publication date: Jul 8, 2009
Jamie is an estate agent in Basildon. He ended up in the industry because he couldn’t get a job in the City as a money broker. Jamie had a few decent years but now his shiny suit is a little faded and his Vectra SRI is a couple of years older than he would like. ‘There just ain’t no buyers about’, apparently.
He sold a repo though yesterday which was ‘well cheap’ and had loads of punters after it. Jamie found this bewildering given that there ‘ain’t no buyers about’.
After the gloom of the morning sales meeting, he re-fixes his sunglasses to his well-gelled spiky haired head and trundles off to his first appointment, a three bed mid terraced in Great Knightleys. The owners paid a fortune for it at the peak of 2007 with the help of a 125% mortgage from Northern Rock and whilst they read The Sun and know that property prices have dropped a bit, they also think that because they have paved the front garden and done something ‘nice off of Changing Rooms’ with the kitchen, their house will be the best one around and should sell really quickly.
Jamie undoes his tie a little, pops a fresh stick of gum into his mouth and embarks on his standard pitch as to how lovely the place is, how much they have spent on it and how, using his firm, you’ll get a buyer ‘no problem’.
Jamie hasn’t bothered to gather any market intelligence as to what nearby houses have actually sold for. His mate had a similar house on the market for a few months at the back end of last year for £180,000 and so that’s probably about right. In any case, he doesn’t want to irritate the owners because he won’t get the instruction to write up on the board. This month’s incentive is a £100 Thomas Cook voucher for the best lister in the region and that will go nicely towards his week in Ayia Napa with the lads.

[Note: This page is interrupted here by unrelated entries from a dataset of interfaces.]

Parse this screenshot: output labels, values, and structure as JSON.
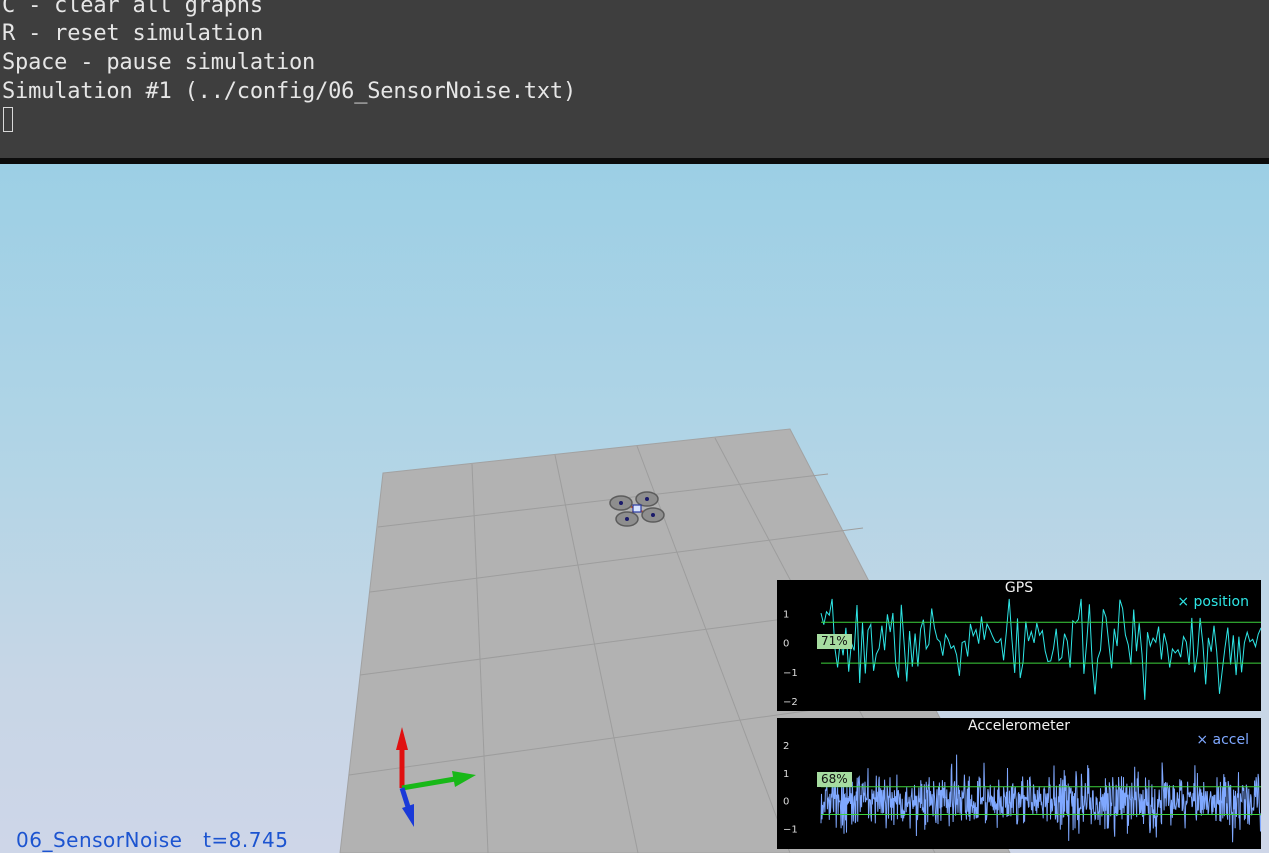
{
  "terminal": {
    "lines": [
      "C - clear all graphs",
      "R - reset simulation",
      "Space - pause simulation",
      "Simulation #1 (../config/06_SensorNoise.txt)"
    ]
  },
  "status": {
    "scenario": "06_SensorNoise",
    "time": "t=8.745"
  },
  "colors": {
    "terminal_bg": "#3e3e3e",
    "sky_top": "#9ccfe5",
    "sky_bottom": "#ced6e8",
    "floor": "#b0b0b0",
    "gps_series": "#2ee6e6",
    "accel_series": "#7fa8ff",
    "threshold": "#3cd23c",
    "badge": "#a6dca0",
    "status_text": "#1c54d0"
  },
  "axes_gizmo": {
    "icons": [
      "up-axis-arrow-red",
      "forward-axis-arrow-green",
      "down-axis-arrow-blue"
    ]
  },
  "graphs": {
    "gps": {
      "title": "GPS",
      "legend": "× position",
      "badge": "71%",
      "yticks": [
        "1",
        "0",
        "−1",
        "−2"
      ],
      "chart_data": {
        "type": "line",
        "ylim": [
          -2.2,
          1.6
        ],
        "ytick_values": [
          1,
          0,
          -1,
          -2
        ],
        "threshold_lines": [
          0.7,
          -0.7
        ],
        "seed": 7,
        "points": 160,
        "noise_sigma": 0.7
      }
    },
    "accel": {
      "title": "Accelerometer",
      "legend": "× accel",
      "badge": "68%",
      "yticks": [
        "2",
        "1",
        "0",
        "−1"
      ],
      "chart_data": {
        "type": "line",
        "ylim": [
          -1.6,
          2.4
        ],
        "ytick_values": [
          2,
          1,
          0,
          -1
        ],
        "threshold_lines": [
          0.5,
          -0.5
        ],
        "seed": 13,
        "points": 900,
        "noise_sigma": 0.5
      }
    }
  }
}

Jamie has slashed his fee to one per cent. He always strives to do business by encouraging his client not to ring round the other 25 local agents. Cheapest fee and the highest valuation normally do the trick, and it has this time. Perfect, even if it means his firm is struggling and only able to advertise once a month.
And so, priced at £184,995, ‘Situated in this ever popular area...’ and a couple of snaps, the marketing of Jamie’s new conquest is added to Rightmove to accompany the other dozen identical homes that have languished there for months. Still, it’s still a new instruction ‘innit’ says Jamie, as he screeches off to his one o’clock.
Basildon could be any other town. ‘Jamie’ could be any one of thousands of estate agents that go about their business in the same way. Jamie and his ilk are a significant part of the problem with the UK housing market and will remain so until they have the guts to tell the truth about how things are. If prices are slashed buyers will buy.
Whilst delusional home sellers lap up Jamie’s inaccurate ramblings because they don’t want to accept ‘a loss’ on their home, the two will continue to work hand in hand to maintain the gap that now exists between what a well informed buyer is willing to pay and the sellers’ reluctance to open their eyes to the reality of what they must now accept.